Which vitamins are most important?
All vitamins are important for the body, as each is involved in a very specific metabolic process and cannot be replaced. However, which vitamins are the most important to take, taking into account their specific characteristics – whether or not they are synthesized by the body, whether or not they accumulate in the body, how often and in what quantities they are found in food products typical of the traditional national diet, the seasons, health and emotional state?
Vitamins of group B are organic substances with a different chemical structure. The body cannot function without them. With their participation, he transforms the received food into energy and regulates cellular processes. B vitamins are biologically active in low concentration. They participate in carbohydrate, protein, and lipid metabolism, as well as in the synthesis of nucleic acids:
B1 (thiamine, aneurin) is involved in the metabolism of carbohydrates, proteins and fats.
B2 (riboflavin, lactoflavin) and B3 (nicotinamide, niacin ) – in cellular oxidation-reduction processes.
B3 (vitamin PP, niacin, nicotinic acid ) – participates in the transport of hydrogen and in oxidation-reduction processes, lowers cholesterol and triglyceride levels.
B5 (pantothenic acid ) – participates in the synthesis of coenzyme A, which is involved in all chemical reactions of the cell.
B6 (pyridoxine, adermin ) – participates in the exchange of amino acids and fats.
B9 (folic acid, folacin ) – in the exchange of amino acids, stimulates and regulates blood formation and growth.
B12 (cyanocobalamin ) – in the exchange of nucleic acids and in the construction of nerve cells, regulates blood formation.
Vitamin C (ascorbic acid ) participates in oxidation-reduction processes, in the disposal of toxic substances in the body, in the formation and restoration of tissues, as well as in the biosynthesis of hormones. Strengthens the walls of blood vessels.
One of its most important properties is that it supports natural immunity and makes the body resistant to various infections.
A (axerophthol, retinol ) is essential for vision and participates in the composition of visual purple, and the formation of the skin and mucous membranes.

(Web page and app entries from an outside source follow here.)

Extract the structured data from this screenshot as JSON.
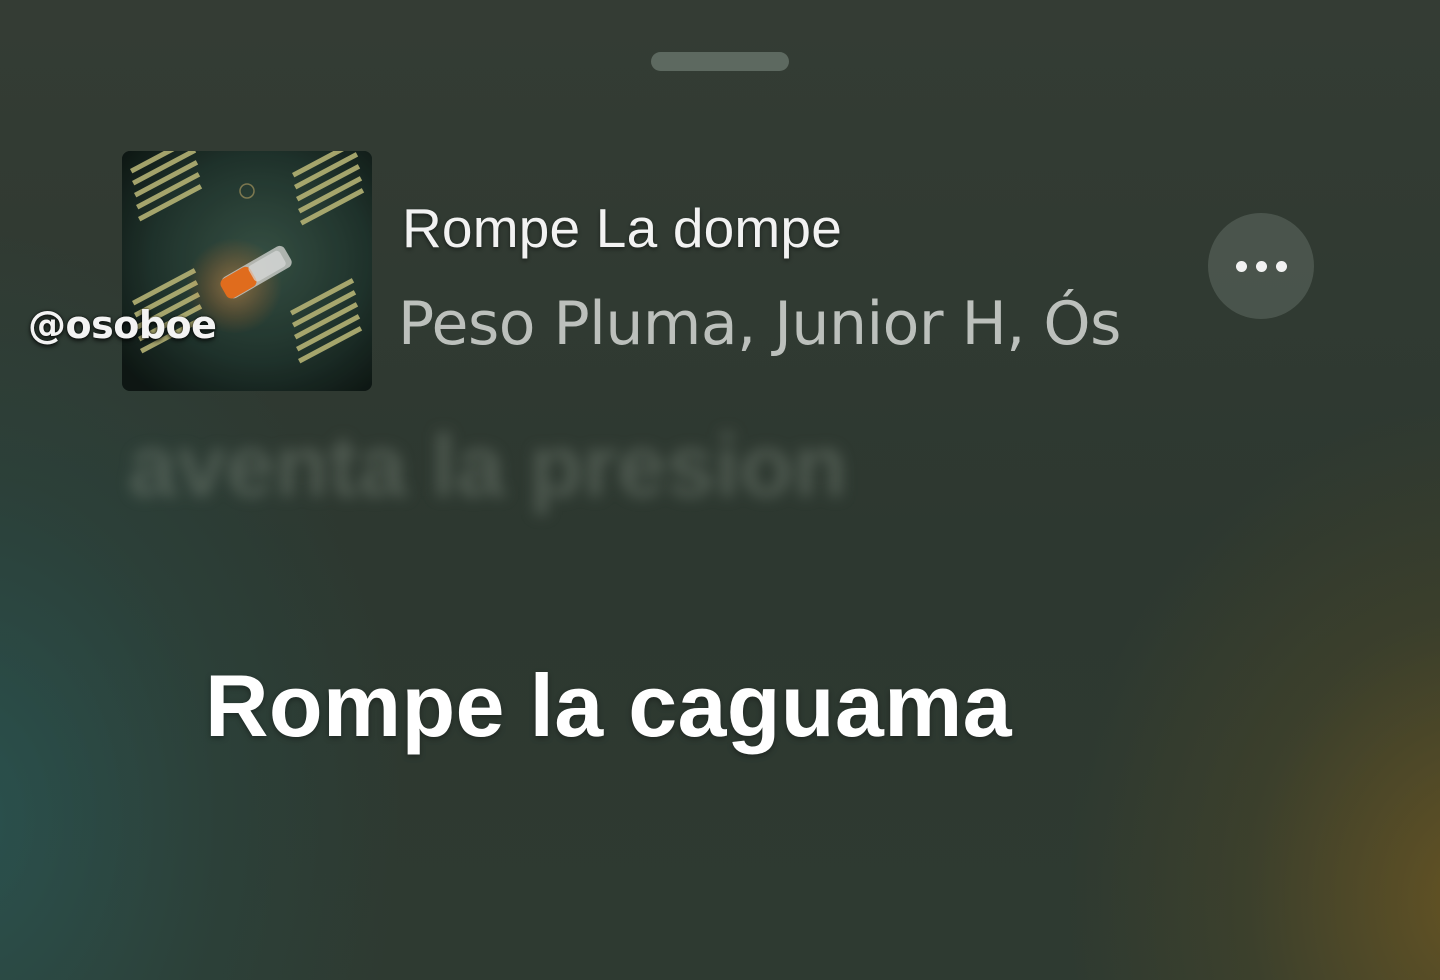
{
  "watermark": "@osoboe",
  "track": {
    "title": "Rompe La dompe",
    "artists": "Peso Pluma, Junior H, Ós"
  },
  "more_button": {
    "icon": "more-horizontal-icon"
  },
  "lyrics": {
    "previous_line": "aventa la presion",
    "current_line": "Rompe la caguama"
  },
  "colors": {
    "text_primary": "#f2f2f2",
    "text_secondary": "#bcc0bc",
    "background": "#2f3a31"
  }
}
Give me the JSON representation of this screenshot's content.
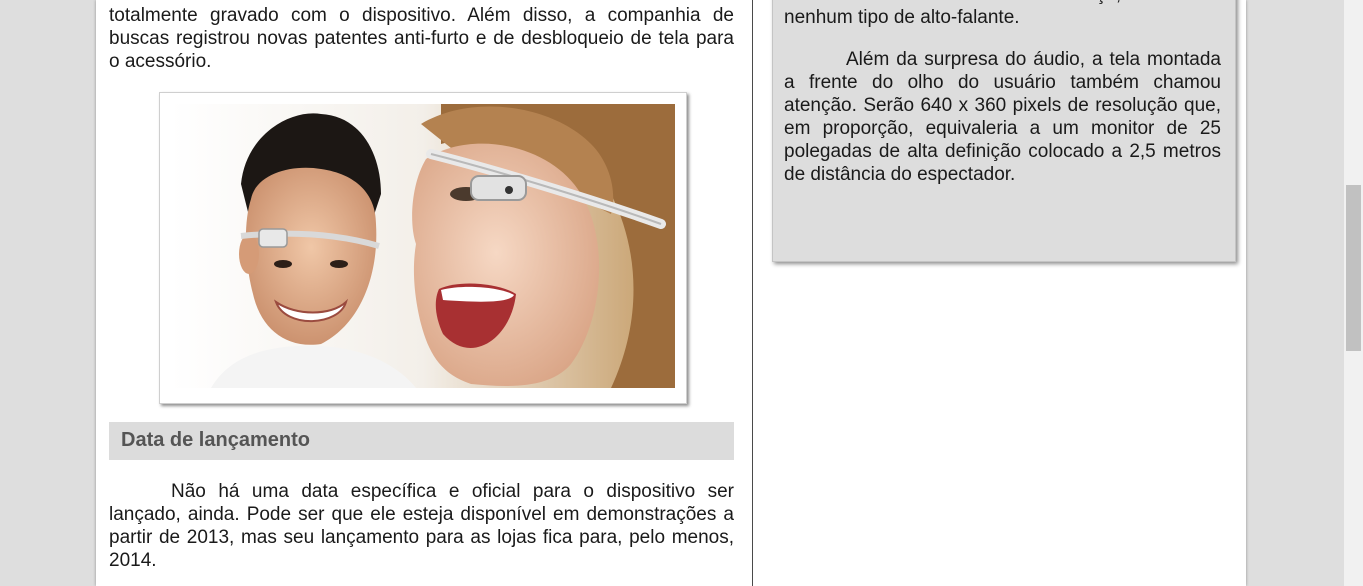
{
  "left_column": {
    "intro_paragraph": "totalmente gravado com o dispositivo. Além disso, a companhia de buscas registrou novas patentes anti-furto e de desbloqueio de tela para o acessório.",
    "section_title": "Data de lançamento",
    "launch_paragraph": "Não há uma data específica e oficial para o dispositivo ser lançado, ainda. Pode ser que ele esteja disponível em demonstrações a partir de 2013, mas seu lançamento para as lojas fica para, pelo menos, 2014."
  },
  "sidebar": {
    "paragraph_1": "determinados ossos de sua cabeça, sem usar nenhum tipo de alto-falante.",
    "paragraph_2": "Além da surpresa do áudio, a tela montada a frente do olho do usuário também chamou atenção. Serão 640 x 360 pixels de resolução que, em proporção, equivaleria a um monitor de 25 polegadas de alta definição colocado a 2,5 metros de distância do espectador."
  },
  "colors": {
    "page_background": "#dedede",
    "sheet": "#ffffff",
    "section_band": "#dcdcdc",
    "section_title_text": "#555555",
    "sidebar_background": "#dddddd"
  }
}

E (tocopherol ) is important for the reproductive function of the body, for the synthesis of sex hormones, it is necessary for the fertilization and wear of the fetus. This is the vitamin with the strongest antioxidant properties.